Gaining streams receive water from the groundwater supply, whereas losing streams give water to the groundwater supply.
Gaining streams receive water from rain, lakes, and glaciers, whereas losing streams lose water to rain, lakes, and glaciers.
Gaining streams fill up with runoff and groundwater infiltration, whereas losing streams lose water to runoff into the oceans.
a layer or stratum in which groundwater flows downward to the water table
the porous, permeable, saturated cone of depression in an aquitard
an unsaturated, losing stream bed or stratum below a spring
The water available to recharge the aquifer is more than the amount being withdrawn, creating an imbalance, if indeed recharge actually occurs.
The water in the wells dries up because of excessive rainfall.
The water in an aquifer is confined to a particular layer and cannot be tapped by digging a well.
best—lakes and streams with easily flowing water; worst—confined aquifers composed of sandstone
best—sandstone with low hydraulic conductivity; worst—extremely permeable aquifers (such as highly fractured granite)
best—extremely permeable aquifers (such as a cave); worst—sandstone with low hydraulic conductivity
thermoelectric (hydropower) and mining
irrigation and mining
irrigation and public supply
at or below the water table
at Earth’s surface
on the sides of mountains
Water suddenly boils in disconnected voids and cracks above the water table, causing the aquifer to explosively fragment.
Water slowly boils in a network of vertical cracks above the
water table, sending up a plume of steam and hot water.
Water below the water table slowly boils in a vertical crack or natural conduit, causing a plume of condensed water vapor to rise above the vent.
well-sorted, coarse gravel
limestone with solution channels and caverns
inverted cone head
integrated saturation impulse
seepage affluence factor
the unsaturated zone below the water table where both air and water occupy pore space
a water table that sits on top of an impermeable aquitard
the unsaturated zone above the water table where both air and water occupy pore space
perched water table
Any salty water in the aquifer will rise if the water table is lowered by pumping.

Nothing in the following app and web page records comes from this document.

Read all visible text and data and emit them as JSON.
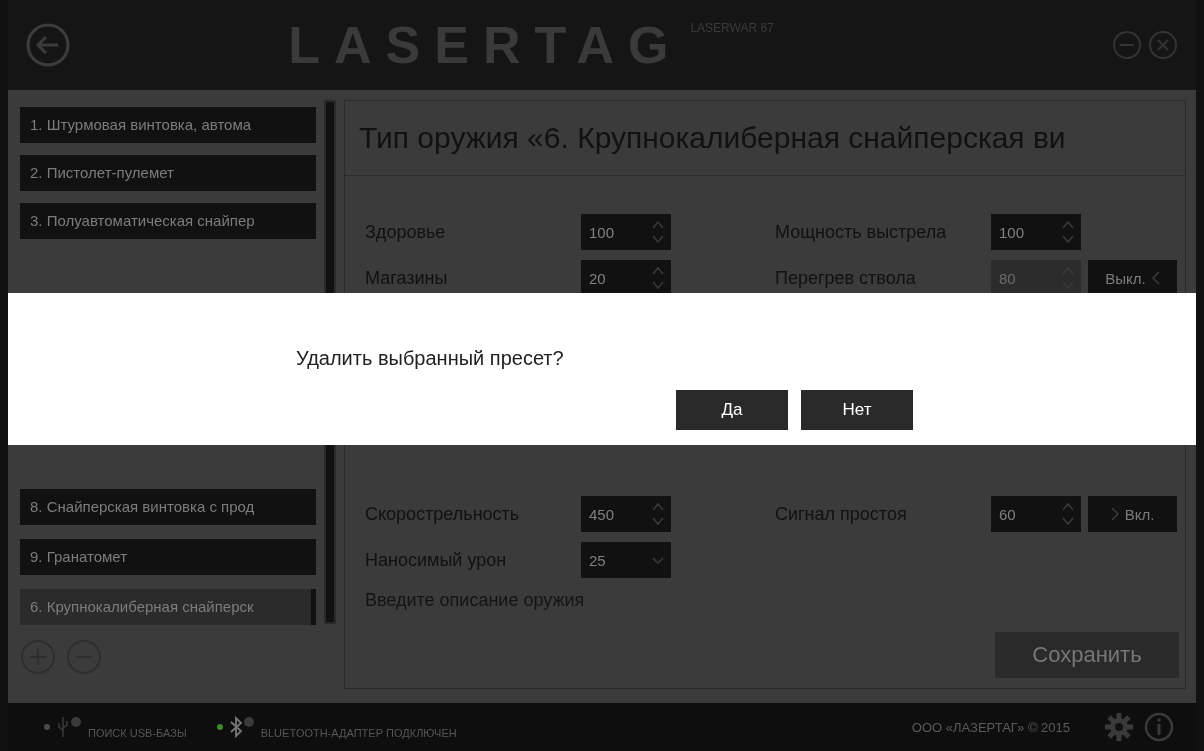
{
  "header": {
    "logo": "LASERTAG",
    "logo_sub": "LASERWAR 67"
  },
  "sidebar": {
    "items_top": [
      {
        "label": "1. Штурмовая винтовка, автома",
        "selected": false
      },
      {
        "label": "2. Пистолет-пулемет",
        "selected": false
      },
      {
        "label": "3. Полуавтоматическая снайпер",
        "selected": false
      }
    ],
    "items_bottom": [
      {
        "label": "8. Снайперская винтовка с прод",
        "selected": false
      },
      {
        "label": "9. Гранатомет",
        "selected": false
      },
      {
        "label": "6. Крупнокалиберная снайперск",
        "selected": true
      }
    ]
  },
  "panel": {
    "title": "Тип оружия «6. Крупнокалиберная снайперская ви",
    "fields_top": {
      "left": [
        {
          "label": "Здоровье",
          "value": "100",
          "kind": "spinner",
          "disabled": false
        },
        {
          "label": "Магазины",
          "value": "20",
          "kind": "spinner",
          "disabled": false
        }
      ],
      "right": [
        {
          "label": "Мощность выстрела",
          "value": "100",
          "kind": "spinner",
          "disabled": false
        },
        {
          "label": "Перегрев ствола",
          "value": "80",
          "kind": "spinner",
          "disabled": true,
          "toggle": {
            "label": "Выкл.",
            "on": false
          }
        }
      ]
    },
    "fields_bottom": {
      "left": [
        {
          "label": "Скорострельность",
          "value": "450",
          "kind": "spinner",
          "disabled": false
        },
        {
          "label": "Наносимый урон",
          "value": "25",
          "kind": "dropdown",
          "disabled": false
        }
      ],
      "right": [
        {
          "label": "Сигнал простоя",
          "value": "60",
          "kind": "spinner",
          "disabled": false,
          "toggle": {
            "label": "Вкл.",
            "on": true
          }
        }
      ]
    },
    "description": {
      "placeholder": "Введите описание оружия"
    },
    "save_button": "Сохранить"
  },
  "dialog": {
    "message": "Удалить выбранный пресет?",
    "buttons": [
      "Да",
      "Нет"
    ]
  },
  "status_bar": {
    "items": [
      {
        "kind": "usb",
        "label": "ПОИСК USB-БАЗЫ",
        "color": "#4a4a4a"
      },
      {
        "kind": "bluetooth",
        "label": "BLUETOOTH-АДАПТЕР ПОДКЛЮЧЕН",
        "color": "#3f8a2a"
      }
    ],
    "copyright": "ООО «ЛАЗЕРТАГ» © 2015"
  }
}
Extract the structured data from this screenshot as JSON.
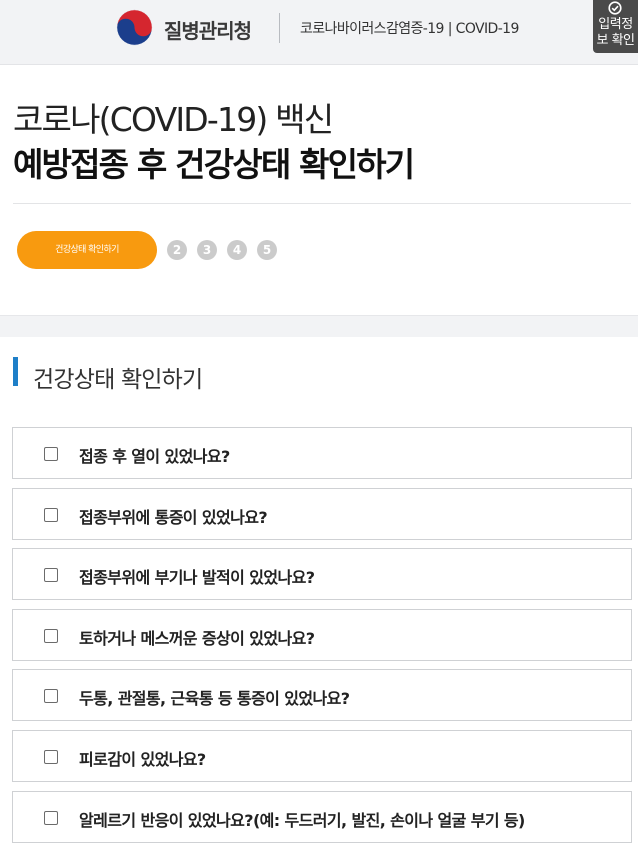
{
  "header": {
    "agency_name": "질병관리청",
    "subtitle": "코로나바이러스감염증-19 | COVID-19",
    "confirm_button_label": "입력정보 확인",
    "logo_icon": "taegeuk-logo-icon"
  },
  "title": {
    "line1": "코로나(COVID-19) 백신",
    "line2": "예방접종 후 건강상태 확인하기"
  },
  "steps": {
    "current_label": "건강상태 확인하기",
    "others": [
      "2",
      "3",
      "4",
      "5"
    ]
  },
  "section": {
    "title": "건강상태 확인하기"
  },
  "questions": [
    {
      "label": "접종 후 열이 있었나요?",
      "checked": false
    },
    {
      "label": "접종부위에 통증이 있었나요?",
      "checked": false
    },
    {
      "label": "접종부위에 부기나 발적이 있었나요?",
      "checked": false
    },
    {
      "label": "토하거나 메스꺼운 증상이 있었나요?",
      "checked": false
    },
    {
      "label": "두통, 관절통, 근육통 등 통증이 있었나요?",
      "checked": false
    },
    {
      "label": "피로감이 있었나요?",
      "checked": false
    },
    {
      "label": "알레르기 반응이 있었나요?(예: 두드러기, 발진, 손이나 얼굴 부기 등)",
      "checked": false
    }
  ],
  "colors": {
    "step_active": "#f89a0f",
    "step_inactive": "#cbcbcb",
    "section_accent": "#1e7fc8",
    "logo_red": "#d5262f",
    "logo_blue": "#1b3e8c"
  }
}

The water table must be 40 feet above sea level to keep the salty water in the aquifer below sea level.
Wells drilled below sea level will produce only saline water.
The aquifer opens out into a valley in springs.
The aquifer is overlain by sandstone or gravel.
Water flows into the aquifer on one end and is trapped by aquitards above and below.
Mexico City, San Joaquin Valley in California, New Orleans, and Texas
Las Vegas, Denver, Florida, Houston
Colorado, New Orleans, San Joaquin Valley in California, and Mexico City